“For me, the organ is truly the queen of instruments”, explains Asya Fateyeva enthusiastically. “There is so much you can do – the incredible range of its timbres and how Sebastian Küchler-Blessing blends the registers: As a saxophonist, I find that very inspiring! And the sounds of both instruments blend very well” –  especially when an experienced, virtuose organist like Essen's cathedral organist Sebastian Küchler-Blessing is playing.

Johann Sebastian Bach: From concerto in g-minor BWV 1056:

1. no movement name

2. Largo

3. Presto


Double improvisation La Follia for the saxophone and organ


Sergej Rachmaninov: from 14 romances op. 34: Vocalise


Nikolaj Rimskij-Korsakov: From the opera “The Tale of Zaren Saltan”: Flight of the Bumblebee


Charles Marie Widor:  From the 5th organ symphony in f-minor op. 42, no. 1: 5th toccata


Paul Bonneau: Caprice en Forme de Valse


From Denis Bédard’s sonatina I for the altosaxophone and organ: 

1. Invention

2. Barcarole

3. Humoresque


From William Albright’s sonata for the saxophone and organ: 

2. La Follia nuova: a lament for George Cacioppo Largo (Chaconne)

3. Scherzo “Will o’ the wisp”

4. Recitative and Dance

Trio Romantique

Alto saxophone, grand piano, and violin: In this instrumentation, which is as unusual as it is captivating, saxophonist Asya Fateyeva plays alongside pianist Valeriya Myrosh and violinist Geiger Florian Donderer in the Trio Romantique.
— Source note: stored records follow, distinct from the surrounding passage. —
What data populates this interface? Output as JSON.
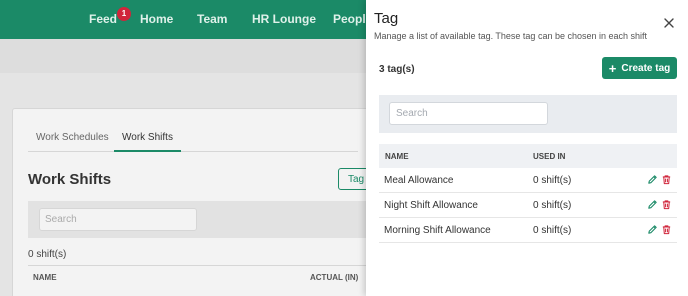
{
  "topnav": {
    "items": [
      {
        "label": "Feed",
        "badge": "1"
      },
      {
        "label": "Home"
      },
      {
        "label": "Team"
      },
      {
        "label": "HR Lounge"
      },
      {
        "label": "People"
      }
    ]
  },
  "background": {
    "tabs": [
      "Work Schedules",
      "Work Shifts"
    ],
    "active_tab": "Work Shifts",
    "title": "Work Shifts",
    "tag_button": "Tag",
    "search_placeholder": "Search",
    "count": "0 shift(s)",
    "columns": [
      "NAME",
      "ACTUAL (IN)"
    ]
  },
  "drawer": {
    "title": "Tag",
    "subtitle": "Manage a list of available tag. These tag can be chosen in each shift",
    "close_icon": "close-icon",
    "count": "3 tag(s)",
    "create_label": "Create tag",
    "search_placeholder": "Search",
    "search_value": "",
    "columns": {
      "name": "NAME",
      "used_in": "USED IN"
    },
    "rows": [
      {
        "name": "Meal Allowance",
        "used_in": "0 shift(s)"
      },
      {
        "name": "Night Shift Allowance",
        "used_in": "0 shift(s)"
      },
      {
        "name": "Morning Shift Allowance",
        "used_in": "0 shift(s)"
      }
    ]
  },
  "colors": {
    "primary": "#1b8a67",
    "badge": "#d0253b",
    "delete": "#d0253b",
    "edit": "#1b8a67"
  }
}
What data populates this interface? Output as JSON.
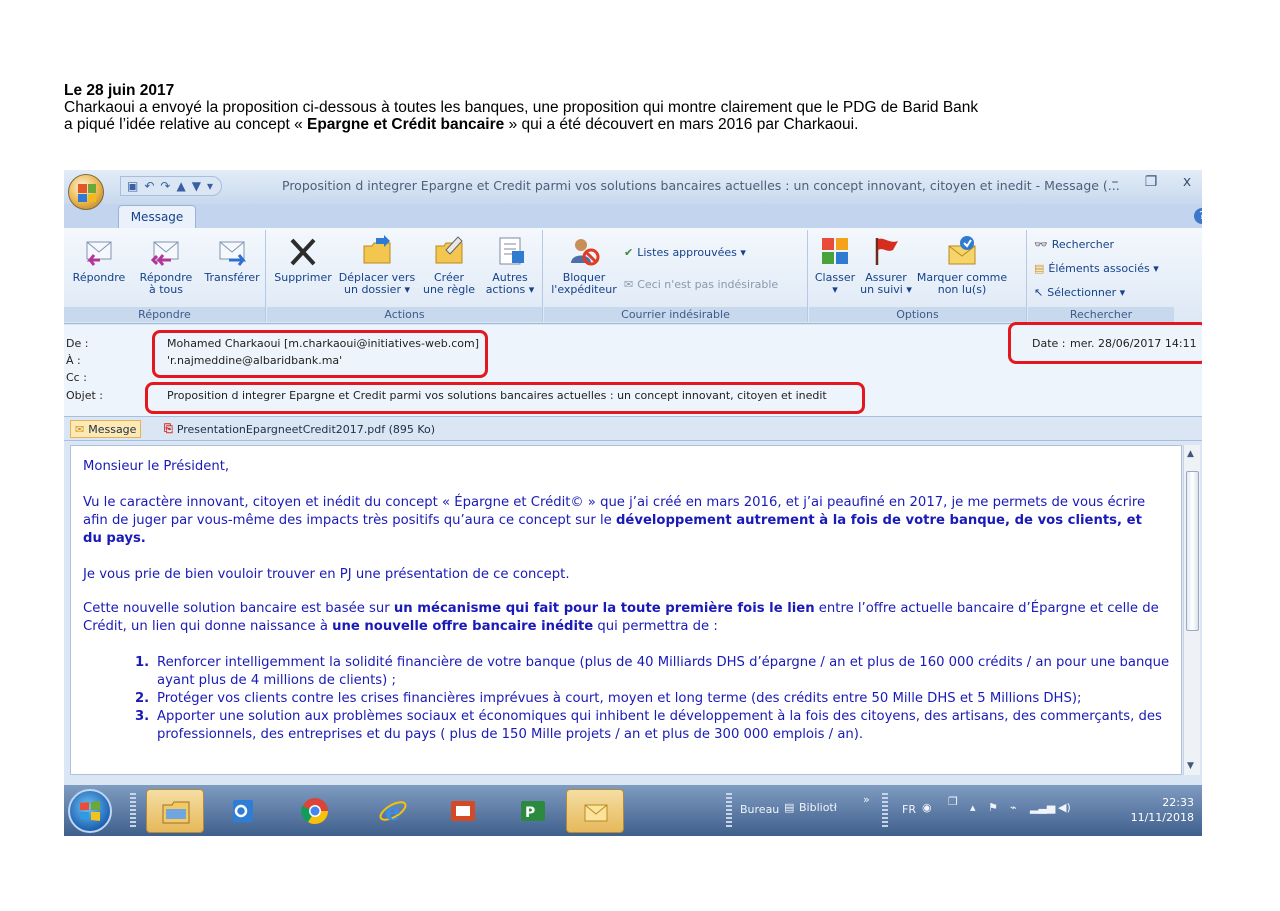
{
  "intro": {
    "date": "Le 28 juin 2017",
    "line1": "Charkaoui a envoyé la proposition ci-dessous à toutes les banques, une proposition qui montre clairement que le PDG de Barid Bank",
    "line2_pre": "a piqué l’idée relative au concept « ",
    "line2_bold": "Epargne et Crédit bancaire",
    "line2_post": " » qui a été découvert en mars 2016 par Charkaoui."
  },
  "window": {
    "title": "Proposition d integrer Epargne et Credit parmi vos solutions bancaires actuelles : un concept innovant, citoyen et inedit  - Message (...",
    "minimize": "–",
    "restore": "❐",
    "close": "x",
    "tab": "Message",
    "help": "?"
  },
  "ribbon": {
    "repondre": {
      "label": "Répondre",
      "reply": "Répondre",
      "reply_all_1": "Répondre",
      "reply_all_2": "à tous",
      "forward": "Transférer"
    },
    "actions": {
      "label": "Actions",
      "delete": "Supprimer",
      "move_1": "Déplacer vers",
      "move_2": "un dossier ▾",
      "rule_1": "Créer",
      "rule_2": "une règle",
      "other_1": "Autres",
      "other_2": "actions ▾"
    },
    "junk": {
      "label": "Courrier indésirable",
      "block_1": "Bloquer",
      "block_2": "l'expéditeur",
      "safe_lists": "Listes approuvées ▾",
      "not_junk": "Ceci n'est pas indésirable"
    },
    "options": {
      "label": "Options",
      "classify_1": "Classer",
      "classify_2": "▾",
      "followup_1": "Assurer",
      "followup_2": "un suivi ▾",
      "unread_1": "Marquer comme",
      "unread_2": "non lu(s)"
    },
    "search": {
      "label": "Rechercher",
      "find": "Rechercher",
      "related": "Éléments associés ▾",
      "select": "Sélectionner ▾"
    }
  },
  "header": {
    "from_label": "De :",
    "from_value": "Mohamed Charkaoui  [m.charkaoui@initiatives-web.com]",
    "to_label": "À :",
    "to_value": "'r.najmeddine@albaridbank.ma'",
    "cc_label": "Cc :",
    "subject_label": "Objet :",
    "subject_value": "Proposition d integrer Epargne et Credit parmi vos solutions bancaires actuelles : un concept innovant, citoyen et inedit",
    "date_label": "Date :",
    "date_value": "mer. 28/06/2017 14:11"
  },
  "attachments": {
    "message_tab": "Message",
    "file": "PresentationEpargneetCredit2017.pdf (895 Ko)"
  },
  "body": {
    "greeting": "Monsieur le Président,",
    "p1_text": "Vu le caractère innovant, citoyen et inédit du  concept « Épargne et Crédit© » que j’ai créé en mars 2016, et j’ai peaufiné en 2017, je me permets de vous écrire afin de juger par vous-même des impacts très positifs qu’aura ce concept sur le ",
    "p1_bold": "développement autrement à la fois de votre banque, de vos clients, et du pays.",
    "p2": "Je vous prie de bien vouloir trouver en PJ une présentation de ce concept.",
    "p3_a": "Cette nouvelle solution bancaire est basée sur ",
    "p3_b": "un mécanisme qui fait pour la toute première fois le lien",
    "p3_c": " entre l’offre actuelle bancaire  d’Épargne et celle de Crédit, un lien qui  donne naissance à ",
    "p3_d": "une nouvelle offre bancaire inédite",
    "p3_e": " qui permettra de :",
    "items": [
      {
        "num": "1.",
        "text": "Renforcer intelligemment la solidité financière de votre banque (plus de 40 Milliards DHS d’épargne / an et plus de 160 000 crédits / an pour une banque ayant plus de 4 millions de clients) ;"
      },
      {
        "num": "2.",
        "text": "Protéger vos clients contre les crises financières imprévues à court, moyen et long terme (des crédits entre 50 Mille DHS et 5 Millions DHS);"
      },
      {
        "num": "3.",
        "text": "Apporter une solution  aux problèmes sociaux et économiques qui inhibent le développement à la fois des  citoyens, des artisans, des commerçants, des professionnels, des entreprises et du pays ( plus de 150 Mille projets / an et plus de 300 000 emplois / an)."
      }
    ]
  },
  "taskbar": {
    "bureau": "Bureau",
    "biblio": "Bibliotł",
    "chevron": "»",
    "lang": "FR",
    "time": "22:33",
    "date": "11/11/2018"
  },
  "colors": {
    "highlight_box": "#e3171d",
    "body_text": "#1a1ab8",
    "ribbon_text": "#15428b"
  }
}
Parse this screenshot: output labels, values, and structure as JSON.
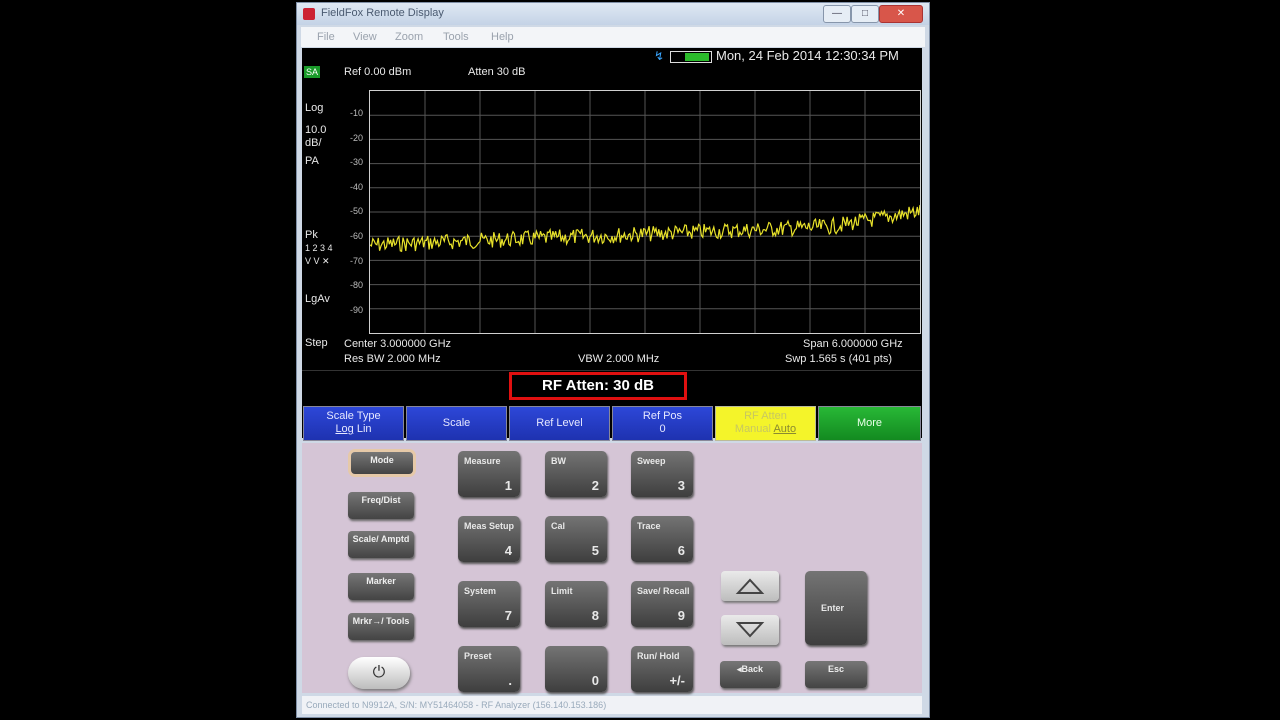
{
  "window": {
    "title": "FieldFox Remote Display",
    "controls": [
      "—",
      "□",
      "✕"
    ]
  },
  "menu": [
    "File",
    "View",
    "Zoom",
    "Tools",
    "Help"
  ],
  "screen": {
    "mode_badge": "SA",
    "ref_level": "Ref 0.00 dBm",
    "atten": "Atten 30 dB",
    "datetime": "Mon, 24 Feb 2014 12:30:34 PM",
    "left_labels": {
      "scale_mode": "Log",
      "scale_value": "10.0",
      "scale_unit": "dB/",
      "pa": "PA",
      "detector": "Pk",
      "trace_nums": "1 2 3 4",
      "trace_modes": "V V ✕",
      "average": "LgAv",
      "step": "Step"
    },
    "y_ticks": [
      "-10",
      "-20",
      "-30",
      "-40",
      "-50",
      "-60",
      "-70",
      "-80",
      "-90"
    ],
    "center": "Center 3.000000 GHz",
    "span": "Span 6.000000 GHz",
    "res_bw": "Res BW 2.000 MHz",
    "vbw": "VBW 2.000 MHz",
    "sweep": "Swp 1.565 s (401 pts)",
    "status_value": "RF Atten:  30 dB"
  },
  "softkeys": [
    {
      "line1": "Scale Type",
      "line2a": "Log",
      "line2b": " Lin"
    },
    {
      "label": "Scale"
    },
    {
      "label": "Ref Level"
    },
    {
      "line1": "Ref Pos",
      "line2": "0"
    },
    {
      "line1": "RF Atten",
      "line2a": "Manual ",
      "line2b": "Auto"
    },
    {
      "label": "More"
    }
  ],
  "panel": {
    "left_keys": [
      "Mode",
      "Freq/Dist",
      "Scale/ Amptd",
      "Marker",
      "Mrkr→/ Tools"
    ],
    "grid_keys": [
      {
        "label": "Measure",
        "num": "1"
      },
      {
        "label": "BW",
        "num": "2"
      },
      {
        "label": "Sweep",
        "num": "3"
      },
      {
        "label": "Meas Setup",
        "num": "4"
      },
      {
        "label": "Cal",
        "num": "5"
      },
      {
        "label": "Trace",
        "num": "6"
      },
      {
        "label": "System",
        "num": "7"
      },
      {
        "label": "Limit",
        "num": "8"
      },
      {
        "label": "Save/ Recall",
        "num": "9"
      },
      {
        "label": "Preset",
        "num": "."
      },
      {
        "label": "",
        "num": "0"
      },
      {
        "label": "Run/ Hold",
        "num": "+/-"
      }
    ],
    "enter": "Enter",
    "back": "◂Back",
    "esc": "Esc"
  },
  "footer": "Connected to N9912A, S/N: MY51464058 - RF Analyzer (156.140.153.186)",
  "colors": {
    "trace": "#e8e22a",
    "softkey_blue": "#2a40cc",
    "softkey_yellow": "#f4f42a",
    "softkey_green": "#1fa52a",
    "atten_border": "#e01010",
    "panel": "#d5c5d6"
  }
}
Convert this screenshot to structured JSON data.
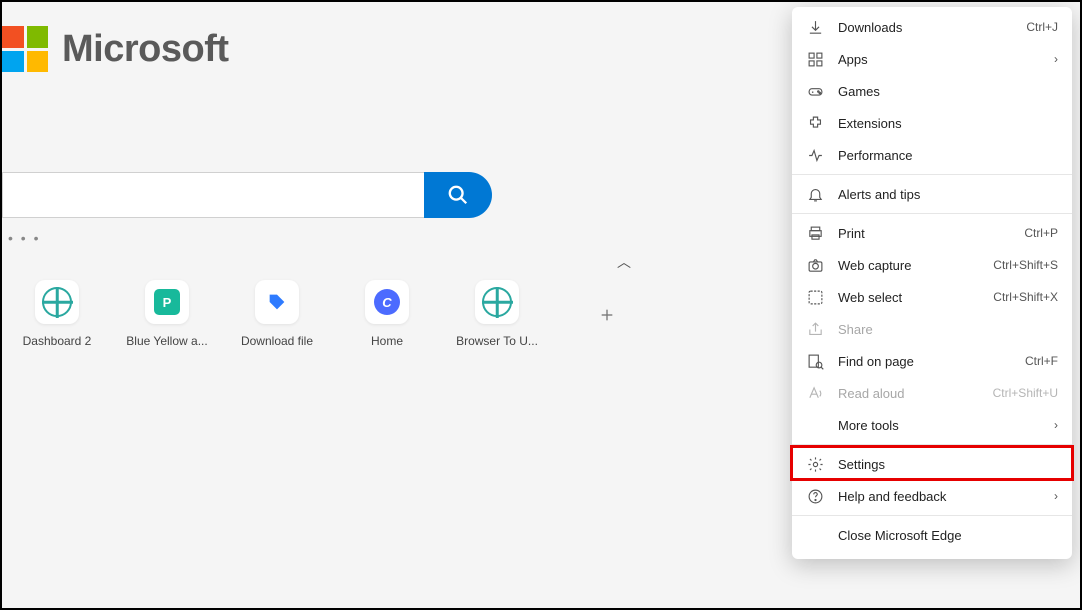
{
  "header": {
    "brand": "Microsoft"
  },
  "search": {
    "placeholder": ""
  },
  "quicklinks": [
    {
      "label": "Dashboard 2",
      "icon": "globe-icon"
    },
    {
      "label": "Blue Yellow a...",
      "icon": "p-box-icon"
    },
    {
      "label": "Download file",
      "icon": "tag-icon"
    },
    {
      "label": "Home",
      "icon": "c-circle-icon"
    },
    {
      "label": "Browser To U...",
      "icon": "globe-icon"
    }
  ],
  "menu": {
    "items": [
      {
        "label": "Downloads",
        "shortcut": "Ctrl+J",
        "icon": "download-icon"
      },
      {
        "label": "Apps",
        "submenu": true,
        "icon": "apps-icon"
      },
      {
        "label": "Games",
        "icon": "games-icon"
      },
      {
        "label": "Extensions",
        "icon": "extensions-icon"
      },
      {
        "label": "Performance",
        "icon": "performance-icon"
      },
      {
        "label": "Alerts and tips",
        "icon": "bell-icon"
      },
      {
        "label": "Print",
        "shortcut": "Ctrl+P",
        "icon": "print-icon"
      },
      {
        "label": "Web capture",
        "shortcut": "Ctrl+Shift+S",
        "icon": "camera-icon"
      },
      {
        "label": "Web select",
        "shortcut": "Ctrl+Shift+X",
        "icon": "web-select-icon"
      },
      {
        "label": "Share",
        "disabled": true,
        "icon": "share-icon"
      },
      {
        "label": "Find on page",
        "shortcut": "Ctrl+F",
        "icon": "find-icon"
      },
      {
        "label": "Read aloud",
        "shortcut": "Ctrl+Shift+U",
        "disabled": true,
        "icon": "read-aloud-icon"
      },
      {
        "label": "More tools",
        "submenu": true
      },
      {
        "label": "Settings",
        "highlighted": true,
        "icon": "gear-icon"
      },
      {
        "label": "Help and feedback",
        "submenu": true,
        "icon": "help-icon"
      },
      {
        "label": "Close Microsoft Edge"
      }
    ]
  },
  "colors": {
    "accent": "#0078d4",
    "highlight_border": "#e60000"
  }
}
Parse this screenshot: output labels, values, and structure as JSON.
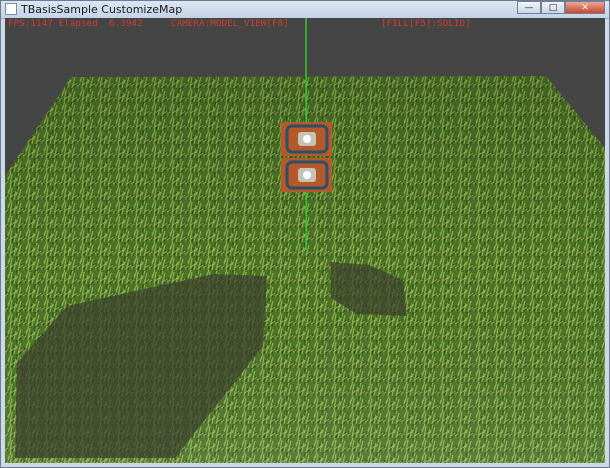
{
  "window": {
    "title": "TBasisSample CustomizeMap",
    "controls": {
      "minimize": "—",
      "maximize": "□",
      "close": "✕"
    }
  },
  "hud": {
    "fps": "FPS:1147 Elapsed  6.3942",
    "camera": "CAMERA:MODEL_VIEW[F8]",
    "fill": "[FILL[F5]:SOLID]",
    "color": "#d23c32"
  },
  "scene": {
    "background_color": "#454545",
    "terrain_color": "#4f7a2a",
    "axis_color": "#2ecc2e",
    "objects": [
      "terrain-mesh",
      "grass-texture",
      "y-axis-line",
      "character-sprite-upper",
      "character-sprite-lower",
      "shadow-left",
      "shadow-right"
    ]
  }
}
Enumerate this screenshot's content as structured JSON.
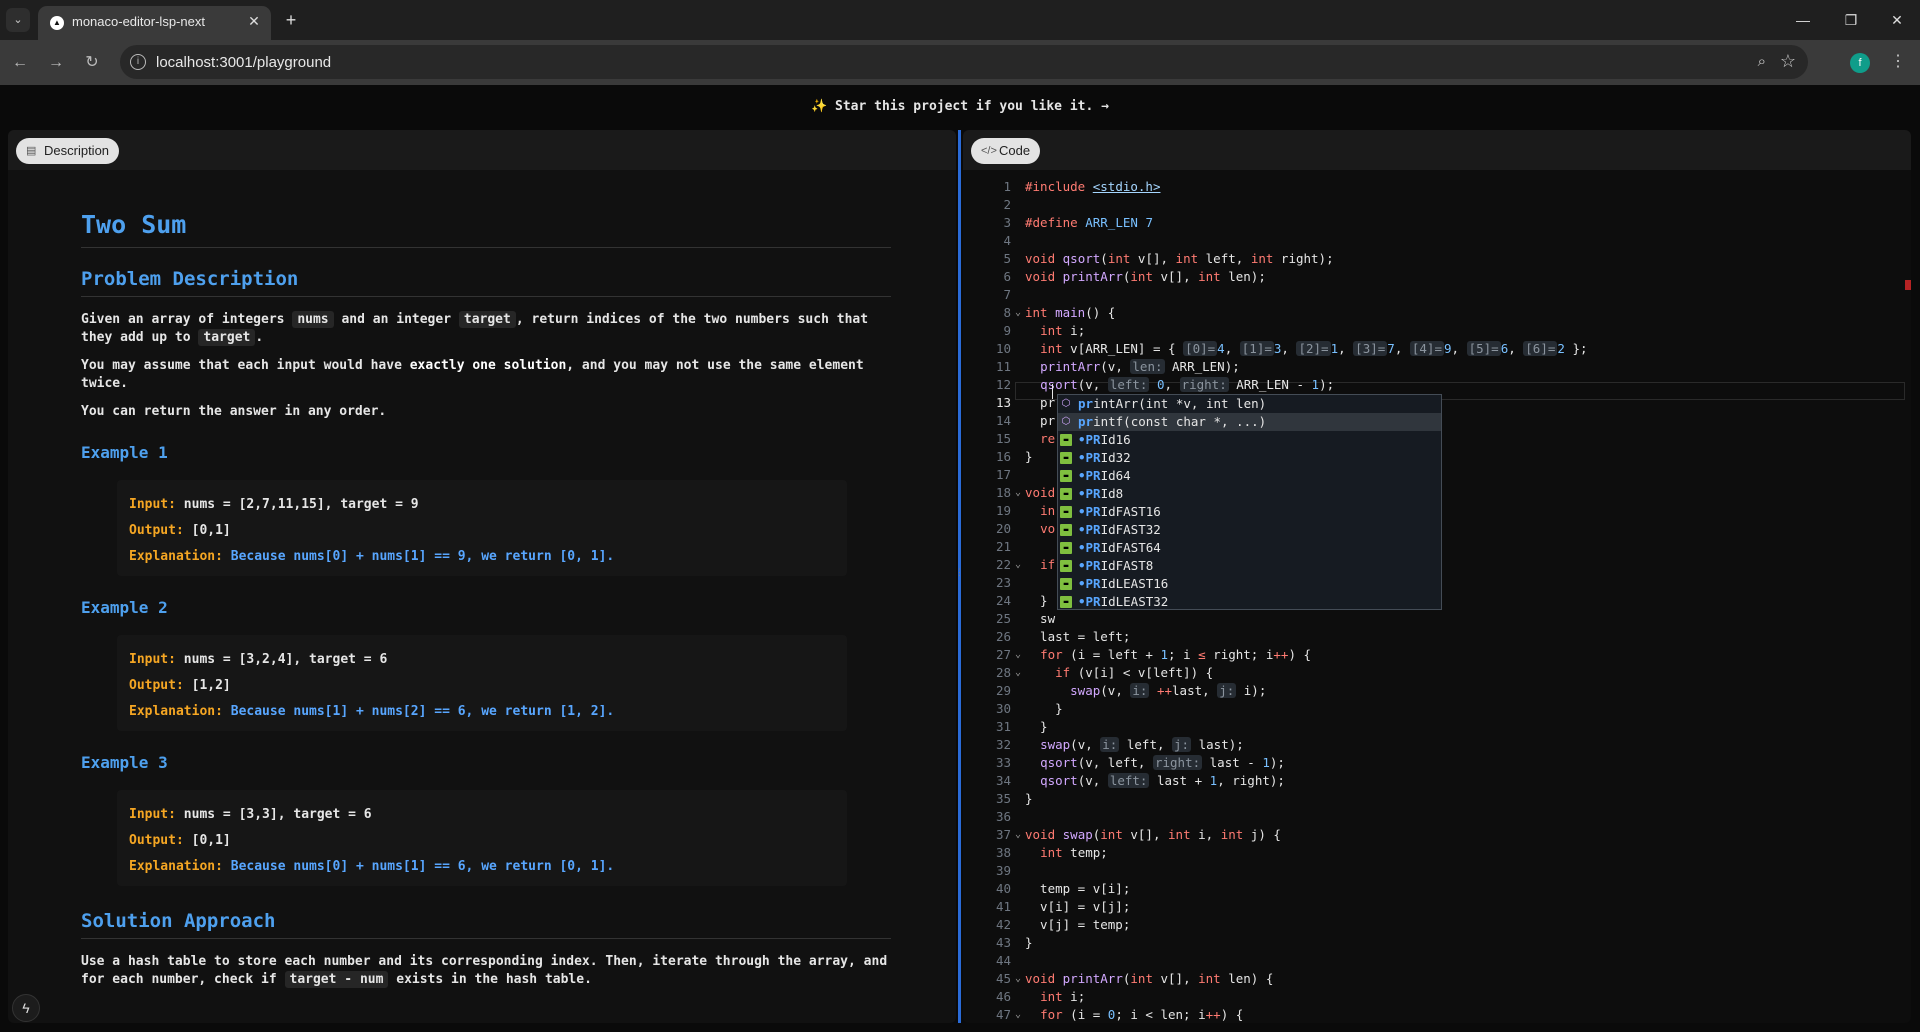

Their repertoire includes, among others, Robert Schumann’s “Fairy tale narrations”, as well as works by Wolfgang Amadeus Mozart (Kegelstatt Trio), Adolf Busch (Suite), and Max Bruch (Eight pieces op. 83).

“For me, this trio experience is very valuable”, explains Asya Fateyeva, “because it shows me that with the saxophone, anything goes. Music is not reserved for one single instrument!” 


Trio Romantique Programm →

Trio Asaya Fateyeva (saxophone), Eckart Runge (violoncello), and Jacques Ammon (piano)

Asya Fateyeva looks back on her first performances with the duo Eckart Runge on the cello and Jacques Ammon on the piano. “It was so much fun. We will continue to collaborate and come up with new things,” explains the saxophonist.